It was most enjoyable to witness the transformation of the crew of the Fearless as they slowly embrace their Captain and her no-nonsense attitude, becoming themselves every bit as proficient as her in the discharge of their duties (with a few exceptions, but that is life). I was sad to see her Exec-turned-Captain, Mr. McKeon, go at the end of the book, as he experienced the most development as a character, and I always thoroughly enjoyed and looked forward to his exchanges with Honor. I can only hope this is not the last we've seen of him.
Considering you can get this book for free on Amazon's Kindle Store right now, there's absolutely no reason why you shouldn't pick it up and give it a read. I'm certainly looking forward to Book #2. See you there!
Top reviews from other countries
My biggest issue was the way the author described the principle character; She is a strong, independent, intelligent wonmann who has made it to the top by her own hard work (you go girl): before you for a negative opinion of me I have no problem with a strong lead female character and none of the traits above are negative (read the Dunmore books by Eric Thomson for a good example).
Despite the attempt to write a strong lead character the author can’t help but make her crushingly insecure and constantly reference the way she looks.

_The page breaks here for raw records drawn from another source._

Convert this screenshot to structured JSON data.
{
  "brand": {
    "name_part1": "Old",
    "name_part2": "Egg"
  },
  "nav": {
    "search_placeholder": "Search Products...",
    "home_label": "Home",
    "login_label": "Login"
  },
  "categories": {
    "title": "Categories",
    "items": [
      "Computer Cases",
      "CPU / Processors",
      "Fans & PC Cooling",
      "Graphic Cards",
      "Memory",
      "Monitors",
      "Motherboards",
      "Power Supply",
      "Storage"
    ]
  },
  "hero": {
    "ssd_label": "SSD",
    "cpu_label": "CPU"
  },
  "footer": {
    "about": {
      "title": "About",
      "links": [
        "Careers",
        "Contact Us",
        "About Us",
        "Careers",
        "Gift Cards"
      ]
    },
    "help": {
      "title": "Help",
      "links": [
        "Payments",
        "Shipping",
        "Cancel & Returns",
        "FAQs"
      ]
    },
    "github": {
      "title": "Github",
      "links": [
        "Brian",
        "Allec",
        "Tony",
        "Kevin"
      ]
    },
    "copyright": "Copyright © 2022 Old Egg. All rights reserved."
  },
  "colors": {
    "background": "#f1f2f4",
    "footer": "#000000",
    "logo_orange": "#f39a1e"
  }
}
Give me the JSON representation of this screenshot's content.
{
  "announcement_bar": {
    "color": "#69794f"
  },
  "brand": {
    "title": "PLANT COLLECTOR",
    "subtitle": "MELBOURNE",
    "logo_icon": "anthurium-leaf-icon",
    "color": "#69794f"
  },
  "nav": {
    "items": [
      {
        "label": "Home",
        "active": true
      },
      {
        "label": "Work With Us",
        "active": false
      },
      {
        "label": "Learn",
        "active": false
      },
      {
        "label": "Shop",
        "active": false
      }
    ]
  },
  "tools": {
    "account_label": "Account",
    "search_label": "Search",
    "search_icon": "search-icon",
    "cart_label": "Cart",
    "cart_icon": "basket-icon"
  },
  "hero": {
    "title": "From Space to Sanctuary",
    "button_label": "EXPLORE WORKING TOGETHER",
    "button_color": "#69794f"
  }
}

And she has a cat, of course it’s an alien cat and it’s special.
My one criticism would be that at some critical points in the story the author diverges into a deeply technical overview of some area of this future society. The flow of a major battle was interrupted by a long explanation of how hyperspace works, for example. It threw me out of the moment for a while, and the flow just seemed to be compromised. The irritating thing is that this technical information was needed in order for some actions later to be understood. Maybe having this explanation earlier in the book might have worked, I don't know.
However, a brilliant story and I look forward to the next adventure!